The Legend Of Zelda: Skyward Sword

Last month at E3 I bumped into one of my old industry pals, David Oxford, at Nintendo's booth near the Legend of Zelda: Skyward Sword demo.  He played the demo's dungeon segment, while I took advantage of my second time at the booth to try the bird riding portion of the experience since I'd already had a crack at the formerOver at the Examiner, David has written about his underwhelming dungeon experience and asked me to chime in about steering birds with the Wii remote's MotionPlus add-on.  My take on bird riding is that it's for the birds.

Walking away from the demo, I was really unsure what to think.  After I had my turn, my colleague, Matthew Green of Press The Buttons, opted for his turn at the controls.  Instead of going after the dungeon, he instead decided to take flight in the bird-riding portion of the demo, and this is what he has told me of the experience:

This part began with the King of the floating city of Skyloft issuing a challenge to suitors, to catch the aforementioned smaller bird who carries a small statue.  Link and three others run to the edge of the land and leap off, falling ever downward until each is caught by a much larger bird.  Players must use the Wii controller to not only change the bird's direction through tilting, but keep it aloft, you must also perform a slow flapping motion.  Meanwhile, pressing A triggers a burst of speed, as well as reaching for the statue when within range.

The first time you attempt this, however, the effort is thwarted by another rider, one who claims that it is he who will be victorious.  And then he starts pelting you and your bird with eggs as you attempt to not only reach the statue again while dodging the attacks, which can knock you off-course.  Once you catch the bird, you win a prize from Zelda herself.  She moves in to give him a kiss, and then a hole in the airlocked landmass opens up, dropping him to the ground below, screaming "this always happens!" as he falls.

...just kidding; that's what would happen in the old cartoon, more than likely.  Once Zelda hands over her prize, the demo ends.

In any case, Matt notes that "the whole thing wasn't very fun," likening it to the way that ball-rolling or stingray-surfing would break up the more desirable platforming action in Super Mario Galaxy.  "It's another frustrating mini-game with waggle just for the sake of having one," he continued, adding "I found it to be more of a chore than a fun challenge."

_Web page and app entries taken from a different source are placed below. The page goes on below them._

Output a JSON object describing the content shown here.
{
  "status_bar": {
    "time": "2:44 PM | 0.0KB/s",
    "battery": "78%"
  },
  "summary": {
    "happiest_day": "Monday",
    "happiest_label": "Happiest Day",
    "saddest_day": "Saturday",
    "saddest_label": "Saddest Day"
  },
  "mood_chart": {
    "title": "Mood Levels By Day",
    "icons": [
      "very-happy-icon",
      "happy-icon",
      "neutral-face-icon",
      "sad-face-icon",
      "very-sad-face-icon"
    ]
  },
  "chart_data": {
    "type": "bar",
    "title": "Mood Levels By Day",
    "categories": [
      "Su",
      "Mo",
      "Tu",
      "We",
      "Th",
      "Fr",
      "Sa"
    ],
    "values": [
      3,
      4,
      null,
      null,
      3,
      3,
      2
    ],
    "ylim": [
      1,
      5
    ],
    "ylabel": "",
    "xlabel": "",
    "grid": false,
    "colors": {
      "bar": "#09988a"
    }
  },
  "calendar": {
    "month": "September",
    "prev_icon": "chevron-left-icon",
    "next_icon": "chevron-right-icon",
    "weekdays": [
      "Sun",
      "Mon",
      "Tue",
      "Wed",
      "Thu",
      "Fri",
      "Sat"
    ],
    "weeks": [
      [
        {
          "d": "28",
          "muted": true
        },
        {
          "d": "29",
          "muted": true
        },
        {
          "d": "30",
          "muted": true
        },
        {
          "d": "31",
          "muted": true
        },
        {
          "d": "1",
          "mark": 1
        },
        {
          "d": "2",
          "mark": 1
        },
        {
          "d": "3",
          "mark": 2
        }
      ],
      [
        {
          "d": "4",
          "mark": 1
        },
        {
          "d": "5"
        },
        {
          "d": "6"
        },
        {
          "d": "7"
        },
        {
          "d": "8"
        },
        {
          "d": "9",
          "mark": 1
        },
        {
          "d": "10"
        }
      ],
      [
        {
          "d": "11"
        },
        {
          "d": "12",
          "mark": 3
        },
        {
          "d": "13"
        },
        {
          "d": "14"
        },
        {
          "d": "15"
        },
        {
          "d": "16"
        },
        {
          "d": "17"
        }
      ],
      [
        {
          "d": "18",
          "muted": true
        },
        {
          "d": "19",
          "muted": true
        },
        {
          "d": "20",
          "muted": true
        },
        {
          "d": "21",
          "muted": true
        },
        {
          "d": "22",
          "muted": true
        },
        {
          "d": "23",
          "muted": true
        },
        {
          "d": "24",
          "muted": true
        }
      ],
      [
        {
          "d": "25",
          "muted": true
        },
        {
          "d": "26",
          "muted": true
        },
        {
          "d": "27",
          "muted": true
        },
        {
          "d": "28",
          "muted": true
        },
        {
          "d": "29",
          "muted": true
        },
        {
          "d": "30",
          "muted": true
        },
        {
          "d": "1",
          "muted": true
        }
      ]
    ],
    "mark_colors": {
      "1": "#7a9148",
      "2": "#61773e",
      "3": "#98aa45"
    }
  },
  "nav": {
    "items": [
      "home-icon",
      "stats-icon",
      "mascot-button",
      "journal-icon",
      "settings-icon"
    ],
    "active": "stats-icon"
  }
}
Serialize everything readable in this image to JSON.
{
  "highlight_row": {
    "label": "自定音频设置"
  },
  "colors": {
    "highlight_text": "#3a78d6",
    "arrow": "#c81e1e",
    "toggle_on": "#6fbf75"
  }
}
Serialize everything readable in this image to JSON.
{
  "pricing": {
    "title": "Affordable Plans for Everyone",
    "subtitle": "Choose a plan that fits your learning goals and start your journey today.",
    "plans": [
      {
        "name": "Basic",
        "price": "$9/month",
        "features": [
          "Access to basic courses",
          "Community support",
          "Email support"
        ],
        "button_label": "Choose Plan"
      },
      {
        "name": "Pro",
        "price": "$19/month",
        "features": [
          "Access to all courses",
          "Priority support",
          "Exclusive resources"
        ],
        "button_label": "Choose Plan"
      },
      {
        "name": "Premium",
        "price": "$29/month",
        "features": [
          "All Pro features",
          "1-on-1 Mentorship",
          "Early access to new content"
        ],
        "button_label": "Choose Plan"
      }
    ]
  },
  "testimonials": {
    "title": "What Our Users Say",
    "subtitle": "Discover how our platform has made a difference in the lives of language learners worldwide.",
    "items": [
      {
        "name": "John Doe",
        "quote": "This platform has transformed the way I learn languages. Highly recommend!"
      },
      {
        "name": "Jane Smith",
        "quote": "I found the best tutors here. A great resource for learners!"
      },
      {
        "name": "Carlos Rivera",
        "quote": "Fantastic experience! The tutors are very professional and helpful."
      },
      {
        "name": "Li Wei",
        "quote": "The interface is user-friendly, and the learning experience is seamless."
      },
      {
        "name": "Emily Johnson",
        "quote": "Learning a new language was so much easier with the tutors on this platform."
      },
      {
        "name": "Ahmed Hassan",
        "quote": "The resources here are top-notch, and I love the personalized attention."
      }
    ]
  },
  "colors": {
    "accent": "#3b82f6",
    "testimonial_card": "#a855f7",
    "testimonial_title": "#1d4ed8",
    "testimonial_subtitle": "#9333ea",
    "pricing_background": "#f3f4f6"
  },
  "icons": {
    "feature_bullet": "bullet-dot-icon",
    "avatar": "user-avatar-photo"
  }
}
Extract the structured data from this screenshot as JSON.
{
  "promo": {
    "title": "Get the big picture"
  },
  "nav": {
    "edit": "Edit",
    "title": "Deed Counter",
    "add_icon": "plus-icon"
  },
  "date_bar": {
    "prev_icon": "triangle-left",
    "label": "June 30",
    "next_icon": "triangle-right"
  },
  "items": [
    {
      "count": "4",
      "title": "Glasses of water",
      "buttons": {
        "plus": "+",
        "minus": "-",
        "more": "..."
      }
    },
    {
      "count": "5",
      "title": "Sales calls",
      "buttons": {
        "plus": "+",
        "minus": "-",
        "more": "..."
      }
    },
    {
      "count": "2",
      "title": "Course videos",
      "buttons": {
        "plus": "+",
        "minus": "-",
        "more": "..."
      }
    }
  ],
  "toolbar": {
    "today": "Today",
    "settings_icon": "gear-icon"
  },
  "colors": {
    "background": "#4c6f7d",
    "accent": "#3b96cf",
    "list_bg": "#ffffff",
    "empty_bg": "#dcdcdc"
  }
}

So, needless to say, neither one of us came away impressed from our respective demos.

While I really want to like how Skyward Sword is shaping up so far, I'm becoming concerned that it's going to end up as another collection of motion-intensive gimmicks wrapped up in the familiar Zelda shell.  The home console Zeldatemplate has basically been locked in place since 1998's Ocarina of Time, and if awkwardly steering birds around is the next bold step for the franchise, then I think it's time for all of us to reevaluate things.  For more on the Ocarina influence and where the Zeldafranchise needs to go from here, don't miss next week's episode of the Power Button podcast in which Brad Hilderbrand and I kick the matter around for a while.  Birds not included.